The promise of mashups -- that lightweight front-end apps that can be assembled by business users -- adds a new, more palatable dimension to SOA.
Mashups make SOA real to business users - nothing wrong with that
The mashup market appears to be gaining traction. Dion Hinchcliffe reports fast-breaking progress in mashup adoption across the industry. He noted that there were at least nine different announcements around Web-based mashups coming out of the recent Web 2.0 conference.
However, some SOA purists have said that mashups are still too ungovernable for enterprise SOA environments. And, now, there seems to be an opposing point of view from the Web 2.0 camp as well -- that SOA poisons the mashup well.
As Dave Linthicum points out in a new post, some Web 2.0 proponents don't think SOA should be brought into the mashup world -- it will ruin all the fun. He even has heard from people "who did not want the term 'mashups' sullied with the term 'SOA.'" As Dave observed, "the core message is that they view SOA as something that's "enterprisy," and mashups as much more innovative and not really enterprise related." Hmm.
When Dave and I participated on a panel in January's Open Group confab, Dave said he considered mashups to be a perfectly legitimate part of service oriented architecture. In reference to resistance from mashup proponents to SOA, Dave said both need to come together:
"Not sure I agree with that. While indeed mashups are an innovative way of building very cool applications from many available resources, visual and non-visual, they are still composite applications. While I'm seeing mashups that are completely Web-hosted, I'm seeing more and more that are a mix of Web and enterprise resources, as well as mashups that are true "'enterprise mashups.'"

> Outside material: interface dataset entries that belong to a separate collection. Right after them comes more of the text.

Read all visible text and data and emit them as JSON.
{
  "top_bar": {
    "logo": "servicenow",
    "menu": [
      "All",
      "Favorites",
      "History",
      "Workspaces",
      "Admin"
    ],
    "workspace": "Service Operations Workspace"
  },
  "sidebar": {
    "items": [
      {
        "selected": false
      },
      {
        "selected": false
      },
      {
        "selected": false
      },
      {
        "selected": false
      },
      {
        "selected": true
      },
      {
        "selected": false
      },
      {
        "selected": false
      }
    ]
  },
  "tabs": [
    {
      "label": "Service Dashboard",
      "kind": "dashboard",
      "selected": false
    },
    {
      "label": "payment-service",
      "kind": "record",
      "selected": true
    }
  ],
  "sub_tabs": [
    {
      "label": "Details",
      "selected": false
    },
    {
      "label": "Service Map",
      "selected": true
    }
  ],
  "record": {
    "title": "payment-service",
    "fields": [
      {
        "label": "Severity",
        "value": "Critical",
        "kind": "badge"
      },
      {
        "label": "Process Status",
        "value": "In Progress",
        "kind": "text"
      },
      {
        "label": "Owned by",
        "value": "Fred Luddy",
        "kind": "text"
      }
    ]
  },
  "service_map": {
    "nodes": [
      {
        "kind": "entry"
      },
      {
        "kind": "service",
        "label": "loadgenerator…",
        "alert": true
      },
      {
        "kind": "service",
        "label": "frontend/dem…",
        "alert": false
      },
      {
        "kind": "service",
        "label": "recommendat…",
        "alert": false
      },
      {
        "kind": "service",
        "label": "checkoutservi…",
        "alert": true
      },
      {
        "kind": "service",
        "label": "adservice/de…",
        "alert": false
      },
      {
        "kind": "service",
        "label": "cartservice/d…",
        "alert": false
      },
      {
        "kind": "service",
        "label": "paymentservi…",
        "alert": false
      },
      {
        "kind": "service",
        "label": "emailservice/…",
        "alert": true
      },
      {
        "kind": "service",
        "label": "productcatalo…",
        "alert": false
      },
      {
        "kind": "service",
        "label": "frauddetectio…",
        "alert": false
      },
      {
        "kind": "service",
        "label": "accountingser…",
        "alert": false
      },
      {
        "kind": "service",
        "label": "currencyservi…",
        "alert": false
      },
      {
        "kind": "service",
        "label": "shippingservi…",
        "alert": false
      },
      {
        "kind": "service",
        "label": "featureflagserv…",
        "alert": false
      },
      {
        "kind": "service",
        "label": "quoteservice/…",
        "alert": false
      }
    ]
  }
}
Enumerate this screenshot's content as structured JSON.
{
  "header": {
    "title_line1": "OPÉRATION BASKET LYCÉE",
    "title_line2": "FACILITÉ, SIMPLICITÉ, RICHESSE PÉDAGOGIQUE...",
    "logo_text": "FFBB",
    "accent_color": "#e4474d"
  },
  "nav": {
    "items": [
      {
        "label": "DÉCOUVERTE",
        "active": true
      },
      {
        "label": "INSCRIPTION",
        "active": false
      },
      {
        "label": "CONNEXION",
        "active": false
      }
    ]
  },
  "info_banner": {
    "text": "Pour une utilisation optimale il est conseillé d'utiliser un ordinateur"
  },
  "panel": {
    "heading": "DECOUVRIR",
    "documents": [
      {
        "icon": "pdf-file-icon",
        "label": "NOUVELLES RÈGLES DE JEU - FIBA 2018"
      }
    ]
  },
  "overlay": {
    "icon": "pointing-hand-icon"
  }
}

No question about it, mashups have been gaining ground in the enterprise world. But along with that, some tension has arisen between proponents in the two camps, as Dave had also observed. As Tony Baer puts it, a "kind of a love/hate relationship between SOA and mashups." SOA is seen as complex, while mashups seen as an easy shortcut to agility. "Heck, you can lay chunks of web objects atop each other without having to do all that architecture 'stuff.'"
Tony adds that contrary to what some believe, mashups do not present an alternative or competition to SOA composite apps. As he puts it, "the approach is not a black and white SOA vs. mashups choice for enterprise integration, but rather, use of mashups for the last mile of integration that may, in many cases, utilize data services, feeds, or other sources that more often than not are exposed as Web or RESTful Services."
And, may I add, the ease and lightweightness of mashups make it easier to sell the concept of SOA to the business. Because now they can see and feel and touch service orientation. It's no longer an abstract architectural concept; they can actually create services on their own. (Here's a case where good governance comes in -- can't you just see business users, having had a taste of their own service creation, going wild?)